The world’s amphibians cannot catch a break. Climate change, habitat loss, and the spread of chytrid fungus already contribute to declining populations. Now, a deadly virus is ravaging Spain’s toads and newts, and may spread to other amphibian species across a wide geographic range, according to a study published last week in Current Biology.
Unusual amphibian deaths first appeared in Spain’s Picos de Europa National Park in 2005 when animals exhibited skin lesions, limb necrosis, and internal hemorrhaging; some even vomited blood. With help from colleagues at the National Museum of Natural Sciences in Madrid and park biologists, researchers with the University College London began observing population trends and collecting tissue samples from six amphibian species at different life stages from 15 sites around the park between 2005 and 2012. Using a series of genetic techniques including polymerase chain reaction, targeted sequencing, and comparative genomics, they identified the culprit as two new strains of a ranavirus called Common Midwife Toad Virus (CMTV).

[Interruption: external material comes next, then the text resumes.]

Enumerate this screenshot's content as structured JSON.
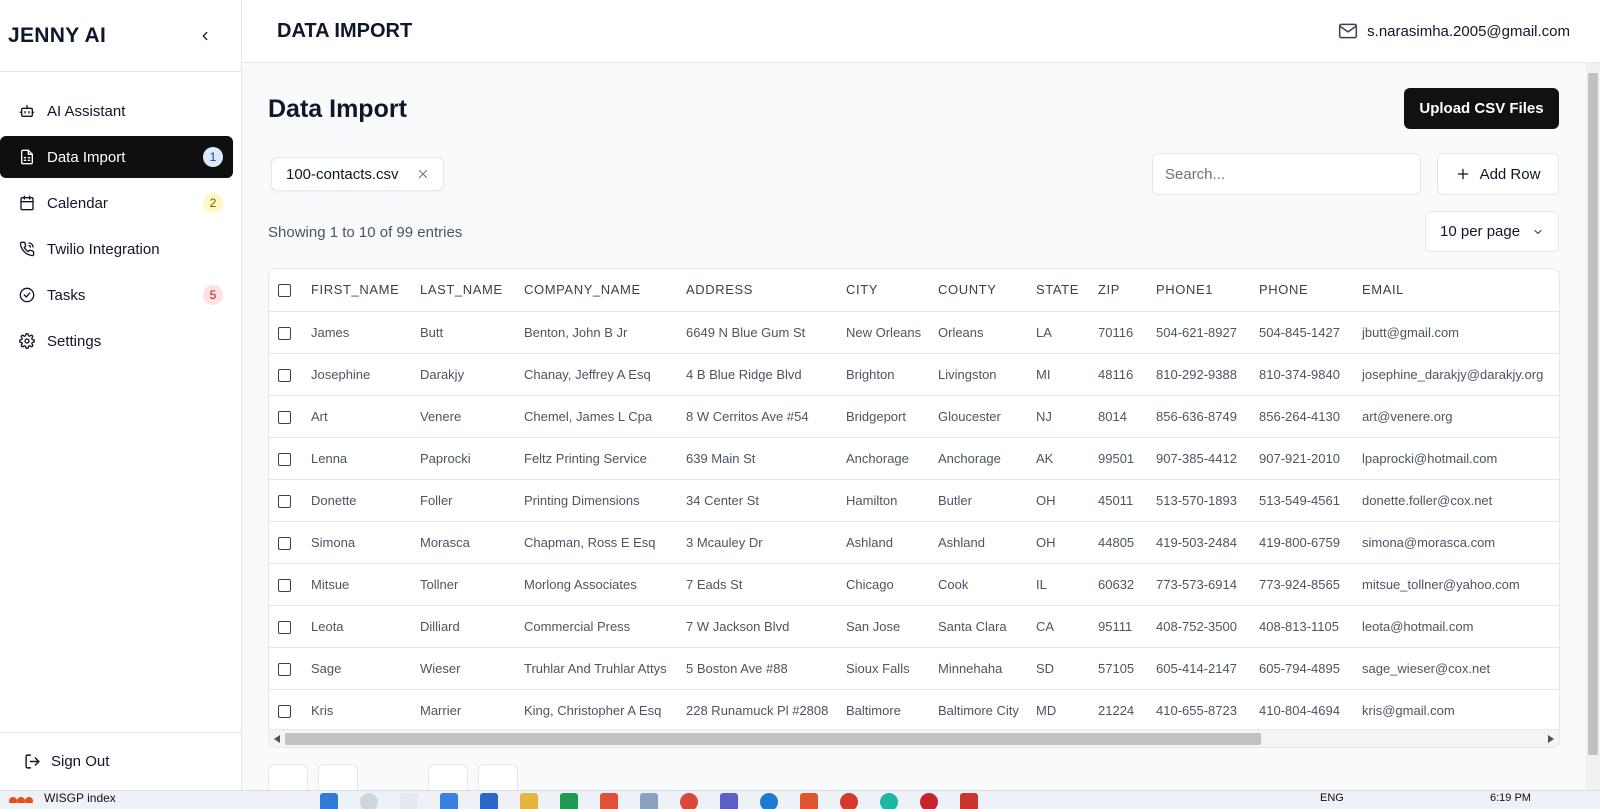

Ranaviruses are found on every continent except Africa, and have a wide range of hosts including fish and reptiles. Over the past decade, Europe has seen its fair share of CMTV outbreaks — the virus was implicated in amphibian deaths in the Netherlands, Belgium, and more recently France. Until now however, CMTV has never been linked to such catastrophic population declines in more than one species.
“The capacity of these viruses to infect multiple species means that there is the possibility that some host populations may be extirpated due to infection,” said lead author Stephen Price in a press release. “Pathogens that can exploit more than one host simultaneously are able to persist even when one host drops to low numbers, and eventually zero, because there is another susceptible host available.”
The team’s study found decreases between 60 to 100 percent in populations of the common midwife toad (Altyes obstetricans), alpine newt (Ichthyosaura alpestris), and common toad (Bufo bufo). And although three additional species (Rana temporaria, Lissotriton helveticus, and Salamadra salamandra) suffered less severe declines, they tested positive for the virus. Unfortunately, affected populations in some observed areas showed no signs of rebound after five years and are feared extirpated.
The source of the virus and how it spread remain unclear. However, Price and his colleagues hypothesize that CMTV may have been introduced at multiple locations throughout the park by human transportation of infected material along with livestock and equipment. Further genetic testing of the virus — including phylogenetic analysis, which Price plans to do in the future — should provide more clues.